▶ _Work to complete_: This exercise calls for the data below to be retyped exactly, minus any images.
═════ Records to use ═════
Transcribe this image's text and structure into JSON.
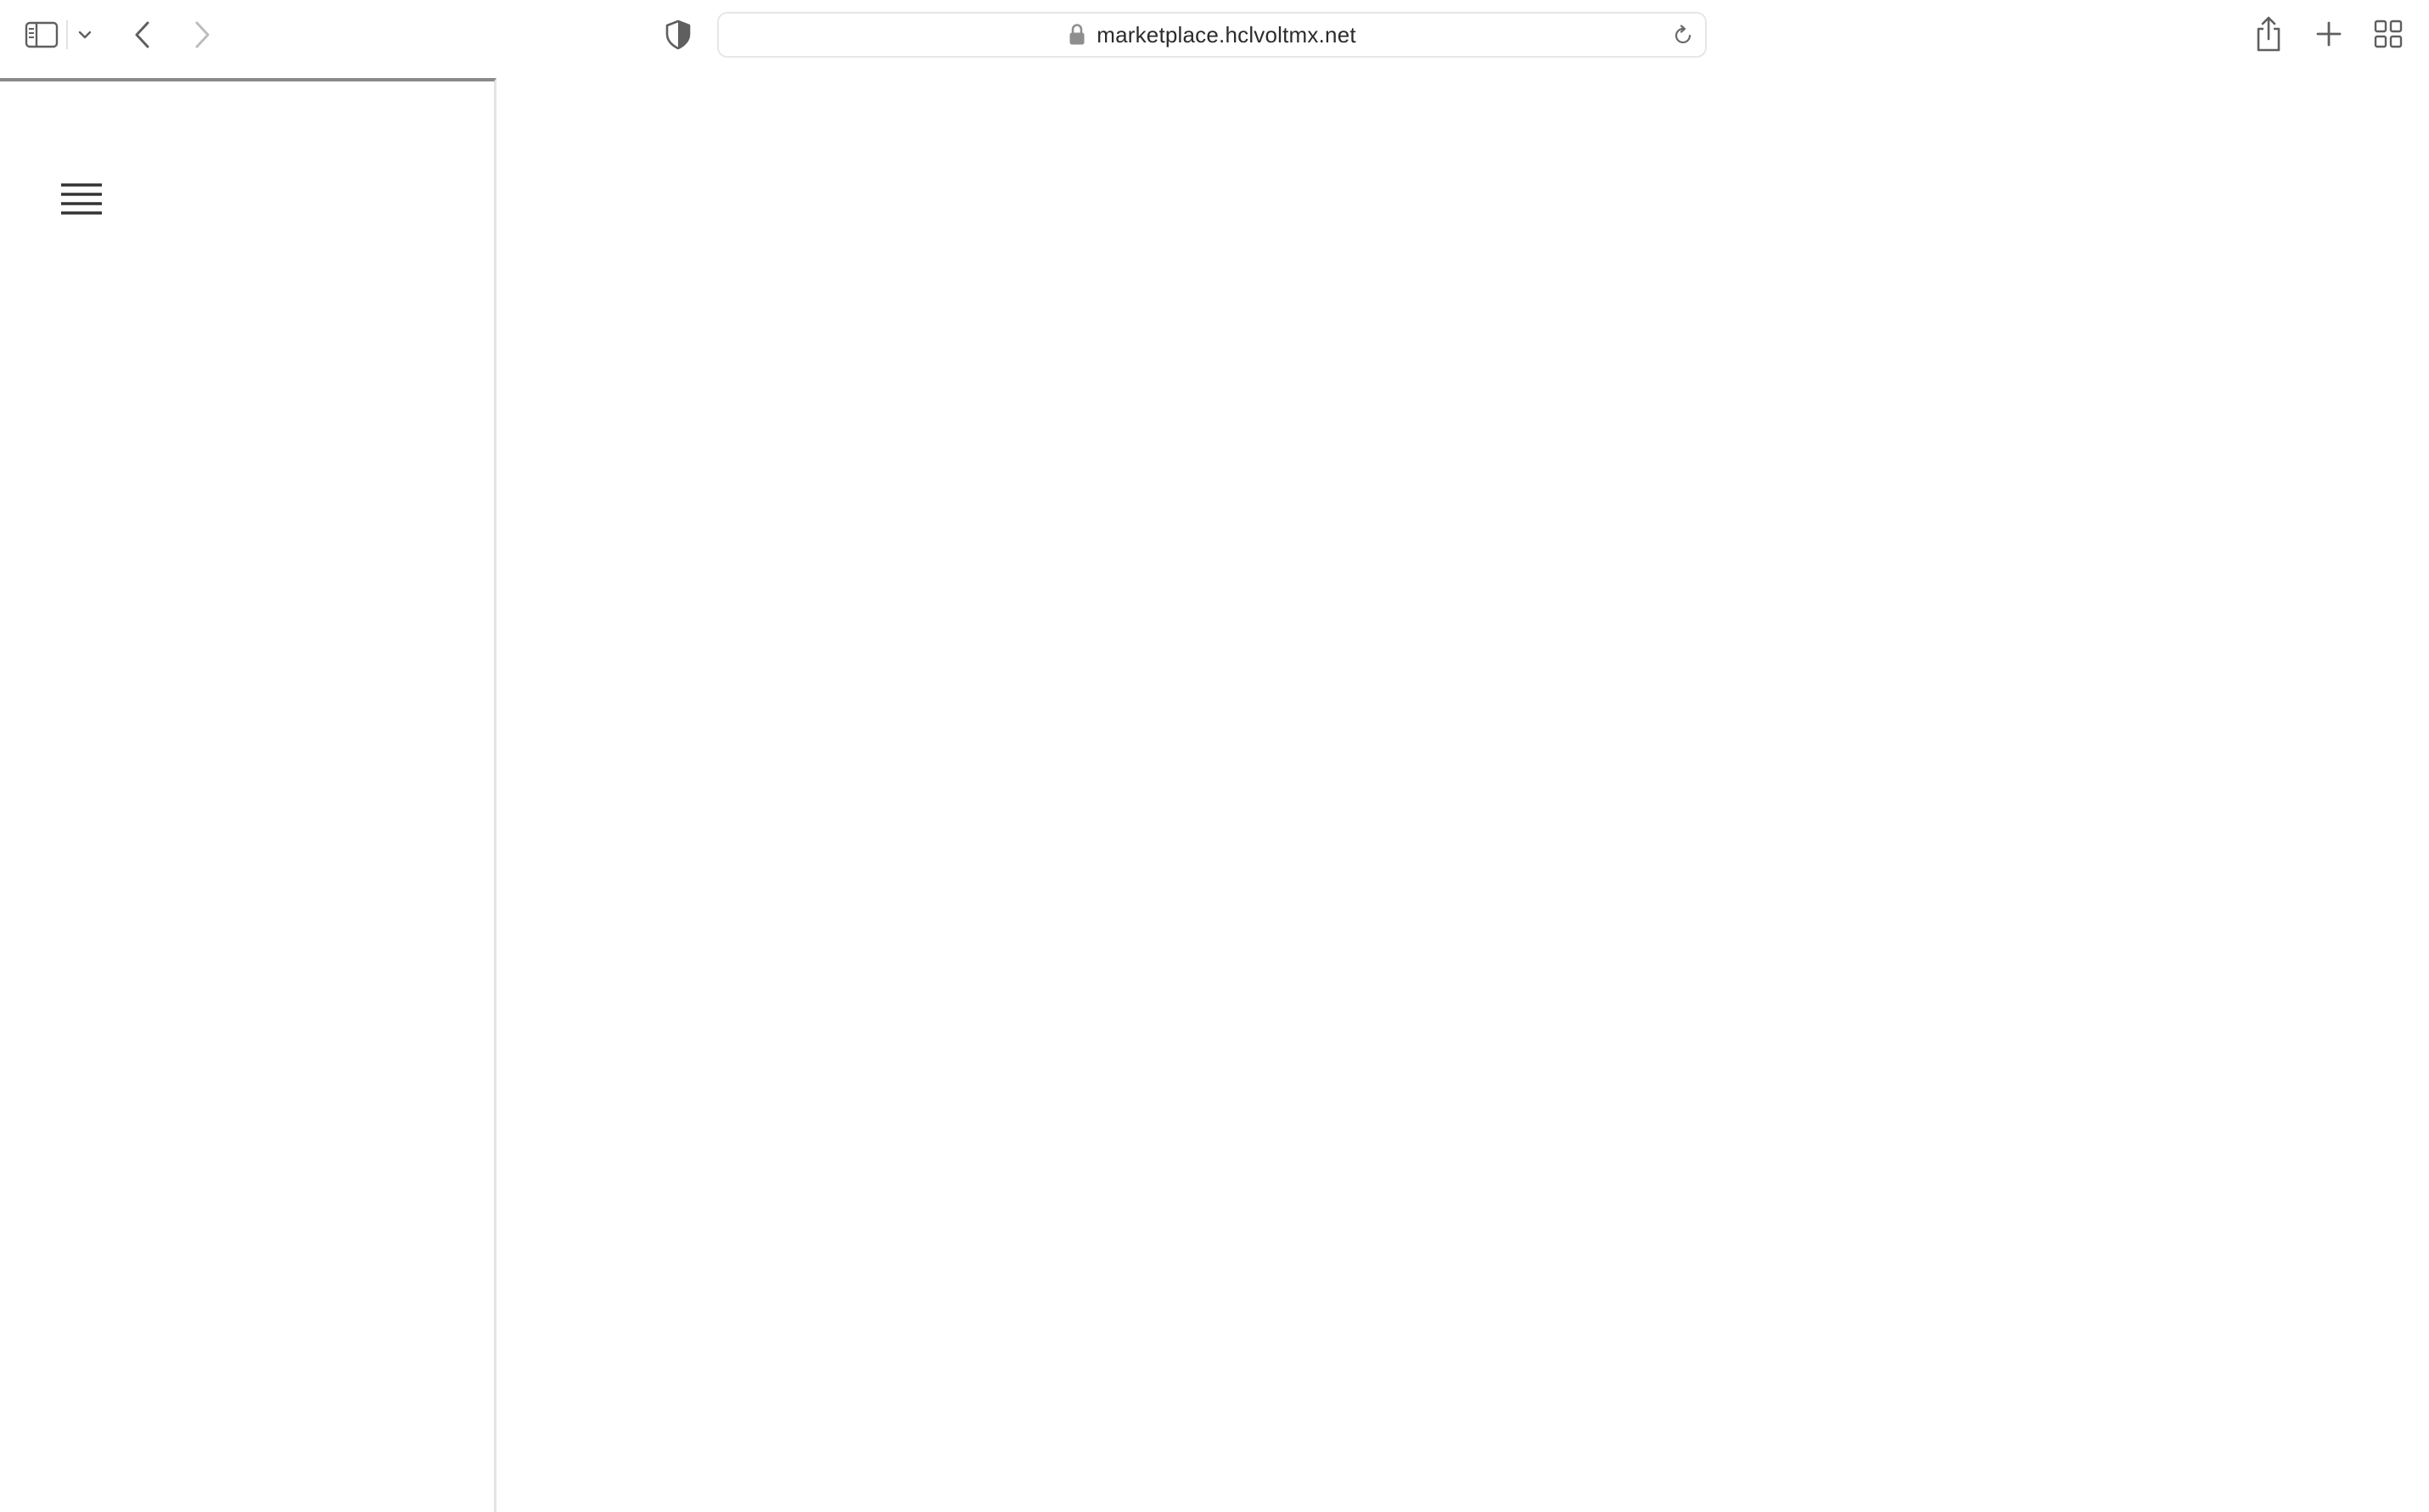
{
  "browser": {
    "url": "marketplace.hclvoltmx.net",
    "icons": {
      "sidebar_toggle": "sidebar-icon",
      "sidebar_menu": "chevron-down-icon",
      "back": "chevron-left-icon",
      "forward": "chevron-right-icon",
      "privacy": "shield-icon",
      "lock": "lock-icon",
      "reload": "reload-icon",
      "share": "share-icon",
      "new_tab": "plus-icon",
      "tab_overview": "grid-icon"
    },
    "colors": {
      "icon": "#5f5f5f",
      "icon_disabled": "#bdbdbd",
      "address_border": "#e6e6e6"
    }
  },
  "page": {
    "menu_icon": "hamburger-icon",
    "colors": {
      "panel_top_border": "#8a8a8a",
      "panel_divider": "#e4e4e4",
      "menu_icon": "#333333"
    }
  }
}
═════
▶ _Solution for this exercise_:
Transcribe this image's text and structure into JSON.
{
  "browser": {
    "url": "marketplace.hclvoltmx.net",
    "icons": {
      "sidebar_toggle": "sidebar-icon",
      "sidebar_menu": "chevron-down-icon",
      "back": "chevron-left-icon",
      "forward": "chevron-right-icon",
      "privacy": "shield-icon",
      "lock": "lock-icon",
      "reload": "reload-icon",
      "share": "share-icon",
      "new_tab": "plus-icon",
      "tab_overview": "grid-icon"
    },
    "colors": {
      "icon": "#5f5f5f",
      "icon_disabled": "#bdbdbd",
      "address_border": "#e6e6e6"
    }
  },
  "page": {
    "menu_icon": "hamburger-icon",
    "colors": {
      "panel_top_border": "#8a8a8a",
      "panel_divider": "#e4e4e4",
      "menu_icon": "#333333"
    }
  }
}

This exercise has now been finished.